Deliver Us From Evil

Between the rain of bullets and impactful sped-up punches, Deliver Us From Evil examines a collection of characters driven either to protect innocence, or driven further from it by their actions. Later in the film, Kim is speaking out loud but very much to himself, detailing his failings as a human being and a father, trying to instil in another the threads of hope he has long let go of.

The contrast (and often lack of) between the brutal and horrifying underworld of the film and street-level normality and existence drives this home further; every trip to school, visit to a hotel, or cab ride has the potential to rob the characters of their remaining hope, a world where only the battle-worn can navigate and survive.

Deliver Us From Evil

Visually, the film is beautiful, ditching the dark and gloomy corridors and apartments of its cinematic comparison and filling the screen with glowing warmth and an acrid, dry heat to many of its visuals. The environment of the film seems as oppressive as many of its characters; the world around our antihero is pressuring and exhausting him at every moment, from both internal and external forces.

Written and directed by Hong Won-chan, whose previous credits include 2008’s The Chaser and 2015’s Office, Deliver Us From Evil is a welcome addition to the Korean Crime Thriller collection and a captivating evolution from the director’s previous work.

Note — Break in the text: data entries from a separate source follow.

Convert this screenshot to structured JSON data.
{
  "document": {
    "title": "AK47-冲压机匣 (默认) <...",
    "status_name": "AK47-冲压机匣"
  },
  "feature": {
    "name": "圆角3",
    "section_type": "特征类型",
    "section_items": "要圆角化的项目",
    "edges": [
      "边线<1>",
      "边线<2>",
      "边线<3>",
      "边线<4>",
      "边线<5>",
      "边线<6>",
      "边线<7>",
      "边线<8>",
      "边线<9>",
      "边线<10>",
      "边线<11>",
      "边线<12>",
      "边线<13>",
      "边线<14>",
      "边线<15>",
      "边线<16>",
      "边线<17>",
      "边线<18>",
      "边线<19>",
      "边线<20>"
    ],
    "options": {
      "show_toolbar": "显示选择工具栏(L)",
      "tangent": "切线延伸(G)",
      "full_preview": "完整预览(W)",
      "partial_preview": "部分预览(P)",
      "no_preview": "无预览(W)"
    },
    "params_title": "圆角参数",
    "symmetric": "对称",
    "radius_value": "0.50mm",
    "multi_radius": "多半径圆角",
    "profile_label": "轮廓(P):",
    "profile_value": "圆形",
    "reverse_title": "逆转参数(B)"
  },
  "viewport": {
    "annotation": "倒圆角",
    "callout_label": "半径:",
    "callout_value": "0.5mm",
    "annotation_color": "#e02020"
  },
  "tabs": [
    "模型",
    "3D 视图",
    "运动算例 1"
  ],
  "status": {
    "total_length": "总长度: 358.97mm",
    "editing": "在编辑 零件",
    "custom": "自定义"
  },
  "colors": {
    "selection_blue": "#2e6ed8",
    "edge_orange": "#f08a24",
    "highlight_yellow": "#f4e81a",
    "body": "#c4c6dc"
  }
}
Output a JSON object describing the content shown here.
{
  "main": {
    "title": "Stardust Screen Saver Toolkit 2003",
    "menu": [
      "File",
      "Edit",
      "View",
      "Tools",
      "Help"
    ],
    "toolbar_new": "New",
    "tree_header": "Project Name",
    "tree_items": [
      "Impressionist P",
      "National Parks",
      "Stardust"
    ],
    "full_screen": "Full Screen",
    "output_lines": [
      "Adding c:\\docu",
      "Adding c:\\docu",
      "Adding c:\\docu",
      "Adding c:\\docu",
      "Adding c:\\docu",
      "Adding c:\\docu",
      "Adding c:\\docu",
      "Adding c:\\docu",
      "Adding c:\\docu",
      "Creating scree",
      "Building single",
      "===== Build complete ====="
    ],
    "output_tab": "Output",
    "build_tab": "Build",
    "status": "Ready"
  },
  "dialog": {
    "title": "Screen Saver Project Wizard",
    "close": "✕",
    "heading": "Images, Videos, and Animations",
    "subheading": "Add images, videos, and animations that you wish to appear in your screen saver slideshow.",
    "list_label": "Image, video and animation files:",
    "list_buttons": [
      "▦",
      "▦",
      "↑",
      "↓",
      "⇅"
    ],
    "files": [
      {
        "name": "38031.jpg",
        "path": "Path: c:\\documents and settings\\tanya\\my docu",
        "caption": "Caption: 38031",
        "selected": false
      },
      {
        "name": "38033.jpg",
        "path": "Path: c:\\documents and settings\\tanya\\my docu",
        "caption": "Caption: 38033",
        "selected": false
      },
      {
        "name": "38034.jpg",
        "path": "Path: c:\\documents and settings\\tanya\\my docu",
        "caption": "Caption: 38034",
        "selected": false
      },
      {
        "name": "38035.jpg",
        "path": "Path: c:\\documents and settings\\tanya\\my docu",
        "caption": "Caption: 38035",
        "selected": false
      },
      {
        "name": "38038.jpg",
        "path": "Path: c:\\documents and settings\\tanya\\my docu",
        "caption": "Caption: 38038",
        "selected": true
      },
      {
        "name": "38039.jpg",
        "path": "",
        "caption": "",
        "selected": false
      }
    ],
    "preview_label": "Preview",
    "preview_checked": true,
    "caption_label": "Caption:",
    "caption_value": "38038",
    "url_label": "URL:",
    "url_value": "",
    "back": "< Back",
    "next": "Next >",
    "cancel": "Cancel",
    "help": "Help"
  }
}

While on the surface, the film may seem just another ‘old warrior protects young girl’ cliche, the depth of the characters and the unconventional madness that weaves their story makes this a highly entertaining action-thriller, one which leaves the audience satisfied with the journey of its characters and their pursuit of what they believe to be righteous.

Oxford Lamoureaux

Deliver Us From Evil in Cinemas June 10th. 

We’re doing a ticket giveaway! Check out our Facebook page for details.